A couple hours later, the movie is over and you check your phone. Two missed calls from your Mom (no matter how old you are, she still panics when you don’t answer), a couple texts from friends, and a handful of notifications from Facebook, Twitter, & Instagram with people liking, favorite-ing, and heart-ing your posts. After calling Mom back, you read the comments on your posts and realize that the theater has responded to you and wants to learn more about your customer experience. You decide to reply and strike up a dialog that leads to you receiving free movie tickets and vouchers to use at the snack bar. You feel special, as though this is the first time this has ever happened in the history of the social media. Well, you may be special, but this is not an abnormality anymore. You’ve just been personally introduced to social CRM – the customer service of the present and future.

I can see you scratching your head now. What is ‘Social CRM’? Simply put, social CRM is the practice of using social media to engage with and manage a company’s relationship with their customers. You may not realize it, but when your favorite brewer posts a photo of their latest seasonal beer and asks you what your favorite is, you’re being engaged in their social CRM. By liking, sharing or commenting on this post, you have now volunteered to become a part of their conversation and open yourself to the possibility of being contacted. Social engagement is a key indicator in measuring the success of a company’s social media campaigns. Promotions and giveaways are other great examples of the engagement side of social CRM.

The other side of the social CRM pillow deals primarily with customer service. If we go back to the opening scene of this post, we are able to see how many companies are now utilizing social media to manage their customer service interactions and reputation management efforts. Before the advent of social media, the general consensus was that three positive reviews could overcome one negative review. Whether for better or worse, this is not the case any longer. Although debated by many, let’s say that for every negative review your company has, you need ten positive reviews to maintain your standing with your customers. In the age of social media, examples of poor services and experiences can spread faster that wildfire. The companies most concerned with customer service and their reputation have been eager to adopt a more pro-active approach to social CRM. An excellent example of this is in the case of McDonalds.
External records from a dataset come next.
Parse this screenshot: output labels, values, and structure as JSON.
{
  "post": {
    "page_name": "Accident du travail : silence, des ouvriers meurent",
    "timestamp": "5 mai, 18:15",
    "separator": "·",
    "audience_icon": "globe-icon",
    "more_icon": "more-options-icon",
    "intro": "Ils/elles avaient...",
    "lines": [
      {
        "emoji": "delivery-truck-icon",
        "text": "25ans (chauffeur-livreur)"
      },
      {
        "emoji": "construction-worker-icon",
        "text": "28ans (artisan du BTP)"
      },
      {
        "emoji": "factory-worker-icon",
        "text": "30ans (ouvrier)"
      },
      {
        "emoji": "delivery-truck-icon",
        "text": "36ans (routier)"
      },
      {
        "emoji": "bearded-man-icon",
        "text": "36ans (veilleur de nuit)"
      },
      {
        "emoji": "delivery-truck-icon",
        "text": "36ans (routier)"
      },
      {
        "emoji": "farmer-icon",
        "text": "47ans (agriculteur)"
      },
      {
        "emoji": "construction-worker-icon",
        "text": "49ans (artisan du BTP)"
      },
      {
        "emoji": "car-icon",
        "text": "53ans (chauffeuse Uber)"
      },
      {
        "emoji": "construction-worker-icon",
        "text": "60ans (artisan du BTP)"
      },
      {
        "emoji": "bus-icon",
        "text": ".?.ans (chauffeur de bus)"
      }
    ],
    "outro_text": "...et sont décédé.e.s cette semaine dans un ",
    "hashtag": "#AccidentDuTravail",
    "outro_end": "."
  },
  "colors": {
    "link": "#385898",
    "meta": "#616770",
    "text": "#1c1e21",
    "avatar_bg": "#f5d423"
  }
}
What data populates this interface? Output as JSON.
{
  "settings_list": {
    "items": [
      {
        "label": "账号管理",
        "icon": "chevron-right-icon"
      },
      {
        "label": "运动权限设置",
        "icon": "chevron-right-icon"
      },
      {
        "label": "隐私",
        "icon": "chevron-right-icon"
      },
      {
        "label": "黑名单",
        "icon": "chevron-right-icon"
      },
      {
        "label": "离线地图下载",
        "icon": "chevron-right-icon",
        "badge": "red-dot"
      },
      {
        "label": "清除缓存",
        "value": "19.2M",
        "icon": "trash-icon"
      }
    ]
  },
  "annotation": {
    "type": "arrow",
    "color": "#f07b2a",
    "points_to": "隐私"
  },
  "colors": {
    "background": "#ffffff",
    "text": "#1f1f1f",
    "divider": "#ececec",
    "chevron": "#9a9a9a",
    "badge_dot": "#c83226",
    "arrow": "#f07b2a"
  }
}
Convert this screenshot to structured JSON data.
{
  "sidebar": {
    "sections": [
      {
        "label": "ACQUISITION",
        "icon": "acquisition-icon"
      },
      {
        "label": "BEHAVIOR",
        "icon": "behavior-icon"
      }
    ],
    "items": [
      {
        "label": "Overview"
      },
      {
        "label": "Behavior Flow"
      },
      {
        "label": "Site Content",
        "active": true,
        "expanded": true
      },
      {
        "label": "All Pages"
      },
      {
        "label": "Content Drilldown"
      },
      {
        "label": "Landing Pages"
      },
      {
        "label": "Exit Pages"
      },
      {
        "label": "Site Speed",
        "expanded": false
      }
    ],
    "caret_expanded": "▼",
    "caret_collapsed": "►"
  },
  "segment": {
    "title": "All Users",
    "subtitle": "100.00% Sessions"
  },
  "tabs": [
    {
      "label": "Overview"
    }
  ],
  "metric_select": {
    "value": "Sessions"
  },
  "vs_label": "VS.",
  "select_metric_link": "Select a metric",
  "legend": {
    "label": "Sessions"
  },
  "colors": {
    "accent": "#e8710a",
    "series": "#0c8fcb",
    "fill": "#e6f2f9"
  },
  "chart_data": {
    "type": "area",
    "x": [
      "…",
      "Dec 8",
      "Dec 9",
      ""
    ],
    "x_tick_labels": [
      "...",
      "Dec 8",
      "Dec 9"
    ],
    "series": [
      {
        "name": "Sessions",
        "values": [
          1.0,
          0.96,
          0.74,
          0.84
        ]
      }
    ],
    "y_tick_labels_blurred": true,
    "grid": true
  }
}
Whether you love or hate the Golden Arches, McDonalds has instituted one of the strongest social CRMs to focus on customer satisfaction and service; they even have a Twitter handle dedicated specifically to this! McDonalds isn’t alone in this respect, but they are extremely punctual with their responses and although it may sound a little automated and robotic, they generally solve their issues in a timely manner and are able to satisfy the majority of their customers. The same can be said for budget airlines like Norwegian.

In August 2014 I had an issue with a booking being changed while travelling back to Finland from the USA. I decided to contact the airline and voice my dissatisfaction on their Facebook page because, having personally used social CRMs and communities in my own work, I wanted to see how well an international, budget airline would deal with this issue. Within minutes, someone had replied, apologized for the situation, and provided me with another avenue through which to contact them. Although they didn’t change the booking back to what it originally was, they did show that they cared and were attentive to my concerns. You can’t win every time, but it sure felt good knowing that I was being cared for in the same way that I had cared for my own communities.

Hopefully this will give you a taste of what social CRM is all about. As this topic is only growing in popularity, keep your eyes open for the next article in this series as I explore the intricacies of what makes social CRM such an intriguing and exciting topic.